At the foreground an old man was sitting on a stool, chiseling away.
“He’s probably deaf from years of working, the noise no longer bothered him,” Chong said.
I look and interpreted the scene as a progression in life. The old man probably only knew this work.
He probably started young and was able to earn more money when he could work at the high level. Now that he is old, he works almost at the ground level; still eking out a living for survival.
That’s the life of the people living by the river.
Chong records the lives of the people there whose livelihood revolves around the port and shipyards.
LIFE BY THE SACRED RIVER
His art is emo. You will linger and stare hard at certain pieces, some you glance away quickly.
Strangely, there are only two pictures of the river.
I asked Chong out of curiosity “Weren’t there any burial ceremonies at the Ganges?”
Chong said there were but he didn’t photograph these out of deep respect.
Instead, he photographed the people of the city at work and at leisure, pictures of kids, tuk-tuk, and ships.
Stark and powerful.
A general worker, Ala Min from Bangladesh who was helping Chong set up the exhibition was touched when he viewed the photographs.
“I feel homesick when I see the photos of my hometown and miss my family very much,” he said.
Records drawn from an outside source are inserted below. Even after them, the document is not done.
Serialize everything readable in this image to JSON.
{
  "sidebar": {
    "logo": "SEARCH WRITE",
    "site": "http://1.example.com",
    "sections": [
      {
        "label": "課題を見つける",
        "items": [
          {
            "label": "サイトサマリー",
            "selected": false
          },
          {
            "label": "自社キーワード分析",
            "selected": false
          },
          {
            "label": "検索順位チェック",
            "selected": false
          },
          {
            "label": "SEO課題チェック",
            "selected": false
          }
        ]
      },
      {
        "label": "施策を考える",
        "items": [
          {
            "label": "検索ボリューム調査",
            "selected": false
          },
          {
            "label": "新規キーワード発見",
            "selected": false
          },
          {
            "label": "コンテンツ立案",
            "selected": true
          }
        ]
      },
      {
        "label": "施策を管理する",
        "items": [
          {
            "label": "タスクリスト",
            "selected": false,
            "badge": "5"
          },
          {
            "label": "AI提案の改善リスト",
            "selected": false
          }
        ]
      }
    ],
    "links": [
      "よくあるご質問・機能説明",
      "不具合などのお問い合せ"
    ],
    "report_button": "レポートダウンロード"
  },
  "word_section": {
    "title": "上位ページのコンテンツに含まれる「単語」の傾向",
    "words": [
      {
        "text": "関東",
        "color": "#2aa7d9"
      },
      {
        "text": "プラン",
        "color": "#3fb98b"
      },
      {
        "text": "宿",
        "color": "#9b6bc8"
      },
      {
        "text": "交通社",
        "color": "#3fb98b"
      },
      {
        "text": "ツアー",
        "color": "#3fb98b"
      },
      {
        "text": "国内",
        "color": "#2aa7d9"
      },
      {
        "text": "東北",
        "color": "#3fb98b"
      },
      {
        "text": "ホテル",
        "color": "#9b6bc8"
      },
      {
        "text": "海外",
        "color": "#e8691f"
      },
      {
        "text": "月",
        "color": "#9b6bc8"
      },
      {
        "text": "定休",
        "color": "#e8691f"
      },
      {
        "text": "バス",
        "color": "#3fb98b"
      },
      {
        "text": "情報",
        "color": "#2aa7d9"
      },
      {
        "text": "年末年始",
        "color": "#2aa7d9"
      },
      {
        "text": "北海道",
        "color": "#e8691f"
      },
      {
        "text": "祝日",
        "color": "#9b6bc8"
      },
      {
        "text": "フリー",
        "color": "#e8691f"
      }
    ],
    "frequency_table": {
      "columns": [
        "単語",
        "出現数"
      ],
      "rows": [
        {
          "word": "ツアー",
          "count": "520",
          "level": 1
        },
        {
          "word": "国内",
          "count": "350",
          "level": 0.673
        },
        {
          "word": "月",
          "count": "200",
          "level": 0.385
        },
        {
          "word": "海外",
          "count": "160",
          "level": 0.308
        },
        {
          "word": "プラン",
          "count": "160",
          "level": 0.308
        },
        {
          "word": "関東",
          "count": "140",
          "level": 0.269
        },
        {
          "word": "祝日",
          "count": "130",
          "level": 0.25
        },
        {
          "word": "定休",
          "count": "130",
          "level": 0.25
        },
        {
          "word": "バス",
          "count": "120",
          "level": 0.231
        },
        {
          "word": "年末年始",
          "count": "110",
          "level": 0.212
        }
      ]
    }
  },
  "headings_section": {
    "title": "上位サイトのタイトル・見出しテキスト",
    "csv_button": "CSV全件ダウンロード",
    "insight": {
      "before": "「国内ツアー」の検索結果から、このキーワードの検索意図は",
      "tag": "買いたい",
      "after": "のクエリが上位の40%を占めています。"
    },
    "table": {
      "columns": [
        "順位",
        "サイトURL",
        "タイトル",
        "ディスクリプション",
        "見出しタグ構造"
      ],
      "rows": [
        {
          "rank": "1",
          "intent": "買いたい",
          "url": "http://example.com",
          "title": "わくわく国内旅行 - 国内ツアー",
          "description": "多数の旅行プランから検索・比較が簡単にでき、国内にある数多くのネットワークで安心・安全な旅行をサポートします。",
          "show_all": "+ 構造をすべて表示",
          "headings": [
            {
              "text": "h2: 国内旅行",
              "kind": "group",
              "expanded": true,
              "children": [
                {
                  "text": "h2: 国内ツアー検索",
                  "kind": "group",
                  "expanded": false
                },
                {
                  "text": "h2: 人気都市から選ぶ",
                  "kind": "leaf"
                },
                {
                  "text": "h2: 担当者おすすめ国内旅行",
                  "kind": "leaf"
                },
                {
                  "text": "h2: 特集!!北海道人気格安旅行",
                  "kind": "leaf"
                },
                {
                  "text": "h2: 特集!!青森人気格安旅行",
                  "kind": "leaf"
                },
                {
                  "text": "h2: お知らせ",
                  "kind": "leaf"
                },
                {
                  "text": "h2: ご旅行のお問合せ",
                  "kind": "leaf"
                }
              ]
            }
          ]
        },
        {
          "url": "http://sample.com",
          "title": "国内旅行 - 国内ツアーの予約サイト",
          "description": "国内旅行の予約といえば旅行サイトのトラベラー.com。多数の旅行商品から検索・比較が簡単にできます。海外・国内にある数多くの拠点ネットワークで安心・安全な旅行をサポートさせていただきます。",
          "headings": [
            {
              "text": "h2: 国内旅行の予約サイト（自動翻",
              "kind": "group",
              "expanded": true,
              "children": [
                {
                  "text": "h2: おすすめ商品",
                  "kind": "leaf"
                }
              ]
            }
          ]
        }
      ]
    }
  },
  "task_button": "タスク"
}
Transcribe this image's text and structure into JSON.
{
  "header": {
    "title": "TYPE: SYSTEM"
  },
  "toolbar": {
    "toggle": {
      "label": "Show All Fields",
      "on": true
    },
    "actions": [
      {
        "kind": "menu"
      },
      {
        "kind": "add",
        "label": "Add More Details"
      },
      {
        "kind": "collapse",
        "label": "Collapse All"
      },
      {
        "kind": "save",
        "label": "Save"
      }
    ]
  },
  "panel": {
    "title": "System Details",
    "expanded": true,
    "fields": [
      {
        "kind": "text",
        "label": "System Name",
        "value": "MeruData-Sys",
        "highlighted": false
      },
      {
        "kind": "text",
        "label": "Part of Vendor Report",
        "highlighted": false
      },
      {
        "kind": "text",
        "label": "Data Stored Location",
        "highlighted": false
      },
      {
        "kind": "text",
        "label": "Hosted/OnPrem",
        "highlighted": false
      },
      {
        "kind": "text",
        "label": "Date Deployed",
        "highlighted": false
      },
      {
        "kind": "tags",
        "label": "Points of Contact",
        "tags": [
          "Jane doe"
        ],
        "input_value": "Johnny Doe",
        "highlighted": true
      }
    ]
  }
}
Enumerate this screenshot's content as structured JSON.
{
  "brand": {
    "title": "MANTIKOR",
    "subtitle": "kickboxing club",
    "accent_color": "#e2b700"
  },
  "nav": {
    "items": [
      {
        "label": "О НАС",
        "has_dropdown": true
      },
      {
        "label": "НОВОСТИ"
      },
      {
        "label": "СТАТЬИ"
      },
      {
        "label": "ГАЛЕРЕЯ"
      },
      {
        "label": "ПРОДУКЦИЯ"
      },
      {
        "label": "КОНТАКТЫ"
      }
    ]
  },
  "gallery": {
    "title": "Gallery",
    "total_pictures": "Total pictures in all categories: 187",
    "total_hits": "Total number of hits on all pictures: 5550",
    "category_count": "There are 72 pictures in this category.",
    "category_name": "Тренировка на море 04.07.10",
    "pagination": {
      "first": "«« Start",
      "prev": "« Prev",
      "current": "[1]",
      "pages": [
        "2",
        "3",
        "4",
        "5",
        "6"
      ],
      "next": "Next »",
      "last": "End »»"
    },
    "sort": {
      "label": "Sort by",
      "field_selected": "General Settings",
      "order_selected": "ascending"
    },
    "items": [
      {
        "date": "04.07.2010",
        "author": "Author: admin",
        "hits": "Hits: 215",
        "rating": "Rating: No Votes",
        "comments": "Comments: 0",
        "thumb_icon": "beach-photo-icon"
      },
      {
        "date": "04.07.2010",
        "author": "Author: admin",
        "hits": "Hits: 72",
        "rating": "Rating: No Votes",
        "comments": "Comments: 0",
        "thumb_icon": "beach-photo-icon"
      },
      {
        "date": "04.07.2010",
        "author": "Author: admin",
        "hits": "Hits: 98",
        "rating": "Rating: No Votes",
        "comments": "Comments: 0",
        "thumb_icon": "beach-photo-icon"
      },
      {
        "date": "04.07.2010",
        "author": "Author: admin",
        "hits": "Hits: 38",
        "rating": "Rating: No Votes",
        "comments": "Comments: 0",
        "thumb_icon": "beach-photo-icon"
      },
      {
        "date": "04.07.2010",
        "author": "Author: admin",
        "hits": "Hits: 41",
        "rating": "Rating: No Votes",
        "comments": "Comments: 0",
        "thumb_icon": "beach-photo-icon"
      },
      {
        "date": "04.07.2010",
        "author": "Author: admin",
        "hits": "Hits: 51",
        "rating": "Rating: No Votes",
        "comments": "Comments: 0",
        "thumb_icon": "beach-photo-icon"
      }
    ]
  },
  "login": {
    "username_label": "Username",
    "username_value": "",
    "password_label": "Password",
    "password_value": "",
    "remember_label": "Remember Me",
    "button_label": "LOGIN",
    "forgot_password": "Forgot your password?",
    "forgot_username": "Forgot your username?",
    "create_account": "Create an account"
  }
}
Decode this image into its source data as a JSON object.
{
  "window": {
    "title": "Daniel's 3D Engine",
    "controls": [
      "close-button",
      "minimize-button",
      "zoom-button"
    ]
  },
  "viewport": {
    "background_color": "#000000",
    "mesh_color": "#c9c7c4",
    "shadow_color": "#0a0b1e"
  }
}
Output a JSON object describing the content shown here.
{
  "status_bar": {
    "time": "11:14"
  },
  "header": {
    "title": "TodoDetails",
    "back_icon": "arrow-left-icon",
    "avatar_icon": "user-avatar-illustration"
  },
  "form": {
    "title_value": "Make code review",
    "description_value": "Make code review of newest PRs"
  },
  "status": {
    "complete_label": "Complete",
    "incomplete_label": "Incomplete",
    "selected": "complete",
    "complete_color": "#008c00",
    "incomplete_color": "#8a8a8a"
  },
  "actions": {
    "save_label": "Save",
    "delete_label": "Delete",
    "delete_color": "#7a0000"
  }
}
Hin Bus Depot is opened from noon until 8.00pm on weekdays and 10 am to 11 pm on weekends.
The exhibitions end on February 8, 2016